- Work required -
Read the records that follow and state how many lines hold "subtitle", adding nothing else.

- Supplied information -
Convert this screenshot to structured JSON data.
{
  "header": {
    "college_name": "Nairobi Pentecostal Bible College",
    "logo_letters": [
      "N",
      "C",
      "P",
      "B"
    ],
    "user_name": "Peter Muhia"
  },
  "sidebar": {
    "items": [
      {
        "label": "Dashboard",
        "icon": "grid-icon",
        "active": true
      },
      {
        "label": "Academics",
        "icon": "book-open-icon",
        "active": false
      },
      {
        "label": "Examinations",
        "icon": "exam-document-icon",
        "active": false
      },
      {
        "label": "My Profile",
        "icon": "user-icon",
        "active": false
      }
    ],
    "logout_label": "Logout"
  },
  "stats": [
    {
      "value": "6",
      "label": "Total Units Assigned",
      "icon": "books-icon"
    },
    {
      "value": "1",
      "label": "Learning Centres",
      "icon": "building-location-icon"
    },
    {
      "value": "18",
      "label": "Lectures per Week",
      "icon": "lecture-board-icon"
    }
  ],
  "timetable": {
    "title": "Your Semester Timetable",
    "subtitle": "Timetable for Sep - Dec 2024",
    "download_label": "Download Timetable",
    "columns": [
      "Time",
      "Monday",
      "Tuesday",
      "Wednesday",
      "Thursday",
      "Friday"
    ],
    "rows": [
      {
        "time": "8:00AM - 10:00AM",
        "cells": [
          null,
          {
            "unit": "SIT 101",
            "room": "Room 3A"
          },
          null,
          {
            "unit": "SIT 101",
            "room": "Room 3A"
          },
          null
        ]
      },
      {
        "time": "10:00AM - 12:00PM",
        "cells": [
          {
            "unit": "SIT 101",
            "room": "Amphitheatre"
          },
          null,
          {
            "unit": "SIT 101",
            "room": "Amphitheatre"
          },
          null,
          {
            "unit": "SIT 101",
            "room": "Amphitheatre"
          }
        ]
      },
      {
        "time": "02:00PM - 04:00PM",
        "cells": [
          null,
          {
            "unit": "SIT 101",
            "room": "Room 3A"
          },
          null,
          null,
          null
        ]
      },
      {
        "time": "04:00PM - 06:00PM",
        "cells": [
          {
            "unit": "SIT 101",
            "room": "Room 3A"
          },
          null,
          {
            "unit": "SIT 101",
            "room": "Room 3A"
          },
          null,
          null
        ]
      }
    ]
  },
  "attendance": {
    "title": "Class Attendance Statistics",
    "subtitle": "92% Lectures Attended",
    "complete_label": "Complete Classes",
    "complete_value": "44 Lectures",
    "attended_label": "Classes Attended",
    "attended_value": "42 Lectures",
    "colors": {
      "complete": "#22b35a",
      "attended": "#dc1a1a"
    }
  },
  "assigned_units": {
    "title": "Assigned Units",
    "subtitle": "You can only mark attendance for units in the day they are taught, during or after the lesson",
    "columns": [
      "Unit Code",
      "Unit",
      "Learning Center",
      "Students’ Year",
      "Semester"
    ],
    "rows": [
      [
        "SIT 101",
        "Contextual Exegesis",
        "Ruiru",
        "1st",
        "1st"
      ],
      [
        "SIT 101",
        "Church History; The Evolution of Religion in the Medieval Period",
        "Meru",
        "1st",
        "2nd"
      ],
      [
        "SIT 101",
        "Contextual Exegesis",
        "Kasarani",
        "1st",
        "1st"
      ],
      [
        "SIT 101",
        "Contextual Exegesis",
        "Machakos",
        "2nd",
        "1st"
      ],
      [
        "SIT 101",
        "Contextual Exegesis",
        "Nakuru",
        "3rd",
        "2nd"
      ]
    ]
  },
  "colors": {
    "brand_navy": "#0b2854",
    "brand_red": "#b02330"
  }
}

- Task solution -
3